That is, “non-legal” residents get nada, zip, zero and must fend for themselves, young and old alike. And those are only some of the poison pills built into the 1,990-page, HR3962 Affordable Health Care for America Act. The rest are yet to be discovered!
Labor bureaucrats cave-in and give up on single-payer
Organized labor’s leadership could be amassing tremendous pressure in favor of the HR676 United States National Healthcare single-payer plan among its membership and among unorganized workers if it paired support to HR676 with the demand for the passage of the Employee Free Choice Act.
A serious labor-based campaign for these two demands could lead to victory for both—especially in light of the outrage among working people at the multi-trillion-dollar bank bailouts and corporate bonuses! This would be a chance for working people to get a piece of that back!
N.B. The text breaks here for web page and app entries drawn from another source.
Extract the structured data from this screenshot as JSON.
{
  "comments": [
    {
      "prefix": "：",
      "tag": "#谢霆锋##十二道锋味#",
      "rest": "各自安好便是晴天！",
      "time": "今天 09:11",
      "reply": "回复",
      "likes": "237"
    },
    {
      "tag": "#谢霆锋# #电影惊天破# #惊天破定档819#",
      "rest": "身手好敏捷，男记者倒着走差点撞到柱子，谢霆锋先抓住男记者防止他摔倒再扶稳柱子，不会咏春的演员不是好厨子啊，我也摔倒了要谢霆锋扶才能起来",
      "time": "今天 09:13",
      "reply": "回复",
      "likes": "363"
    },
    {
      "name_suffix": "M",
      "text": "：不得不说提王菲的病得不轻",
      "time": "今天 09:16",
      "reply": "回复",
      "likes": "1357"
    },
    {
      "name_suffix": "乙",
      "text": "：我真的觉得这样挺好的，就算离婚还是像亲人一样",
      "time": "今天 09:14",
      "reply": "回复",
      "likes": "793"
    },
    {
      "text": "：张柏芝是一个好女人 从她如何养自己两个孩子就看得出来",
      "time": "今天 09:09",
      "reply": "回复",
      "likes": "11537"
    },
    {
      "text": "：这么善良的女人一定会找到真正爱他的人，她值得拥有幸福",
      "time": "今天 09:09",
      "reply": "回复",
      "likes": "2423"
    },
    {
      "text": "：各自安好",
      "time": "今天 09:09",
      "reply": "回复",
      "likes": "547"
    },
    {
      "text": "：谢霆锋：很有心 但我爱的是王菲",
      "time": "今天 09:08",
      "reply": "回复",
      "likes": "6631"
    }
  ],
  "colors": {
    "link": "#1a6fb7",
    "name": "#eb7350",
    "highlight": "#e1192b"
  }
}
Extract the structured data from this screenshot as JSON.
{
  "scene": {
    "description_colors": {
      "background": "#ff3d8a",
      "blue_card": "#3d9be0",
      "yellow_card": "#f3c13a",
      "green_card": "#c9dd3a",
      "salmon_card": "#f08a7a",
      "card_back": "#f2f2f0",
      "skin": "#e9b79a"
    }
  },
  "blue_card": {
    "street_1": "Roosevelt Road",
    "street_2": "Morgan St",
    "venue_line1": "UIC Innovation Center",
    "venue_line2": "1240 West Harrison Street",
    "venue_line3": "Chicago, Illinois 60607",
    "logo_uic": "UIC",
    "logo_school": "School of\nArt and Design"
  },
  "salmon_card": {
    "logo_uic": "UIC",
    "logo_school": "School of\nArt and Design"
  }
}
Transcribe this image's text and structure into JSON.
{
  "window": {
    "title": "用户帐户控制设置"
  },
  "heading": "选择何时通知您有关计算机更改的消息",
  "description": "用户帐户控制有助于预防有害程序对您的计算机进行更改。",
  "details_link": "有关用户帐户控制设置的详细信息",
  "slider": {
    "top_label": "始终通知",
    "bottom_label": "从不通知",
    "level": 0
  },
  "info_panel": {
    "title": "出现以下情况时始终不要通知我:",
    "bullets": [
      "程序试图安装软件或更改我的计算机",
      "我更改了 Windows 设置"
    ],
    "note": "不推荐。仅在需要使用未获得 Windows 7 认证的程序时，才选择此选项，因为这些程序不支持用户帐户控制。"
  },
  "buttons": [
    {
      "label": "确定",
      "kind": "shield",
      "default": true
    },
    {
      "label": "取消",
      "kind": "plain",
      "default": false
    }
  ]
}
But, according to an article by Seth Michaels entitled, “Hundreds Protest as Health Insurance Lobby Plots to Kill Reform,” that appeared October 22, 2009 on blog.aflcio.org, the AFL-CIO news blog:
“…AFL-CIO President Richard Trumka laid out the principles that must underlie any healthcare reform: a real public option to decrease costs for families and create competition.”
But in his retreat from support of single-payer HR676, Trumka does not point out that the “decreased costs” for families choosing the public option under HR3962 translates into decreased, or non-existent care for the poor and undocumented!
Even the authors of HR676 turn-tail and run
As for HR676, not only has labor abandoned single-payer healthcare, Congressman Kucinich, who is among those who introduced the bill, has, according to his own website, Kucinich.us, retreated to begging for a “robust public option.”
And Congressman Conyers, who introduced HR676 in the first place has written House Speaker Pelosi recommending, “…that yearly out-of-pocket costs should be capped at 2.5 percent of a family’s adjusted gross income,” in effect, endorsing the poison pills in HR3962. (This is quoted from an October 20, 2009 news release posted to U.S. Congressman Conyers’ website at conyers.house.gov.)
So much for single-payer healthcare. And, in contrast to HR676, which covers all healthcare needs (except elective surgery) including prescriptions, dental, vision and hearing care, HR3962 only guarantees that every child in America (except, of course, those who are not “legal residents”) will have this coverage—adults and non-legal residents will have to fend for themselves for those needs.
Tragically, working people are going to experience first-hand this latest betrayal by the Democrats and the labor bureaucracy that supports them.
HR676, while not perfect, would have been a giant step forward for all working people residing in the United States and all its territories. Instead, with the passage of HR3962, or something similar, the insurance companies will have been awarded a guaranteed, government-enforced, multi-billion-dollar yearly bankroll, gouged from the pockets of working people and the poor—documented and undocumented alike—and thousands more will die for lack of care.
But this is yet another straw on the proverbial working-camel’s back. Which straw will be the last one before us camels decide to unite, stand up and fight back?
Hopefully, it will be the one before our backs are broken.